Dan Ulmer: Dogs have always been around
My dad was really good with dogs. I’m not sure what it was, but he just had his way with them and all of his dogs turned out to be great friends.
Dad didn’t like to chain his dogs up or leash them; rather, he was able to train them to come when called, sit when told, and stay when commanded. He believed that dogs needed their freedom and yes, there were occasions when this didn’t work out so well.
Like the time Casey, our German Shepard, drug a deer skin across the street and dumped it in Mrs. Feickert’s yard. She called the police and the police called dad. Dad answered the phone and was informed that Casey had done this dirty deed and dad responded with, “Thanks for calling, we’ll tell him not to do that again,” and he hung up the phone.
Then along came Qualaby, half coyote and half husky. She was a good dog, but she liked to roam way too much… however, she always seemed to know where she was going. When she went missing, dad would call to see if we’d seen her, and most times she was either sitting outside our door or inside our house… then we’d send her home and dad would call 20 minutes later to let us know she made it home.
Then dad found Prairie, a huge golden lab without a mean bone in her body. Dad and Prairie became inseparable. There were quite a few times when folks around the golf course wondered whether dad or Prairie was driving the golf cart.
I remember one day seeing the two of them on hole 3, and I’d swear that dad jumped off the cart, walked up to his ball, and after dad took his shot, Prairie drove the cart up to him.
Then there was Sadie, who came about because my sister’s collie raped Jerry Hoff’s bull terrier.

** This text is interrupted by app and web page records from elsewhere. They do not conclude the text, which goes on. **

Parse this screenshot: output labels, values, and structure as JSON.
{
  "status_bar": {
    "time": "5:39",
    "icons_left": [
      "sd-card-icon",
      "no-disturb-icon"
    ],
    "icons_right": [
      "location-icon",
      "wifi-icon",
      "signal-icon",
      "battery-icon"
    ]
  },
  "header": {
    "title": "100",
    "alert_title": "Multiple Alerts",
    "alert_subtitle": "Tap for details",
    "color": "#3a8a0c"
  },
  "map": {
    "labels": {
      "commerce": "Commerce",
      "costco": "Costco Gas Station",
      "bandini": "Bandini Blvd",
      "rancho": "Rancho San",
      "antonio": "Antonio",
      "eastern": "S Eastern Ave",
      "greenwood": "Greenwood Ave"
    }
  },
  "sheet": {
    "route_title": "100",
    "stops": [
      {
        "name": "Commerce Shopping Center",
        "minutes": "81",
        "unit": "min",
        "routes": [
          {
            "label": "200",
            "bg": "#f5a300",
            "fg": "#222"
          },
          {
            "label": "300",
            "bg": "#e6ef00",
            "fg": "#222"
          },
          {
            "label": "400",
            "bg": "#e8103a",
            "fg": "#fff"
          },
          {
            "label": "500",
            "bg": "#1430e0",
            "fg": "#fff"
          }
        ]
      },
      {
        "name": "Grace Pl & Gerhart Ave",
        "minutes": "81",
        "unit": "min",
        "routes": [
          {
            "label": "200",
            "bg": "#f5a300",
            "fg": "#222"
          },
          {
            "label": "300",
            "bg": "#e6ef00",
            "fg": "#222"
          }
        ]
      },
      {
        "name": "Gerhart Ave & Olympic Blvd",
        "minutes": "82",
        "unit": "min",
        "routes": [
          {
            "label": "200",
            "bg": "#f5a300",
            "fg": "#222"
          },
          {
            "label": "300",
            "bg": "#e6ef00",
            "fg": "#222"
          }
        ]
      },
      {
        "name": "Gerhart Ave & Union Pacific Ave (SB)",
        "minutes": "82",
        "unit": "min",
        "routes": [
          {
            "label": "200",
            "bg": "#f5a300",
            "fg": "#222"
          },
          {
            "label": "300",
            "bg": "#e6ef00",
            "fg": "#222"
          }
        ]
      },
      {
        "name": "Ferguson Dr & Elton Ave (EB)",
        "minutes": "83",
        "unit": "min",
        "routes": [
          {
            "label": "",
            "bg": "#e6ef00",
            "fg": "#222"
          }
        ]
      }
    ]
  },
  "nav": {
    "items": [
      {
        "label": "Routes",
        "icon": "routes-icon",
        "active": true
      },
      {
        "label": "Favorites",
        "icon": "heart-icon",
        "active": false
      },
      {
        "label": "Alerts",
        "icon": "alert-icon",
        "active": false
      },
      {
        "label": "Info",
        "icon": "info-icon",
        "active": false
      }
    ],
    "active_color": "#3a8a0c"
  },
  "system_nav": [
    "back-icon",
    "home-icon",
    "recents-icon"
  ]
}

Jerry showed up at our house with this little ball of fur and while he was telling me it would grow up to be a 40-pound dog, the kids fell in love with it… and shortly after we took her in she grew up to be around 100 pounds.
Sadie never did well on a leash, but after we ran her over with the pontoon she mellowed quite bit and became a real home dog, so when unleashed she rarely left our sight or yard. She was my daily jogging companion and would heel at the snap of my fingers or come to my whistle, so we became great friends.
This went on until her rear end refused to follow her front end, and I had to leave her home. She kinda aged out from there and she had my heart on a string. Here’s a fine example of that:
Sady’s bladder was failing. I was chillaxing on our hammock under our deck. Sady was doing the same above me. My boys were cooking burgers on the grill and Sady’s bladder let go. I could see the golden shower dripping through the decking above me, but I couldn’t get out of the way, so I took a direct hit.
My response even surprised me, as most times I would at least jump off the hammock while letting a few curse words explode through the air (BTW, it’s now a scientific fact that cursing when injured relieves pain… not sure how God feels about that but it does seem to work). Rather than fully express my disgust I stayed where I was and muttered, “Poor Sady, she won’t be with us much longer.” Of course, my boys were on their knees in hysterics and all I could do was roll off the hammock and clean myself up.
I haven’t had to experience many golden showers in my time here, but Sady’s sticks in my head because I don’t think I’ll just lay there when the next one comes along.
Here’s hoping you can occasionally amaze yourself too, as well as have a few good memories of the dogs in your life.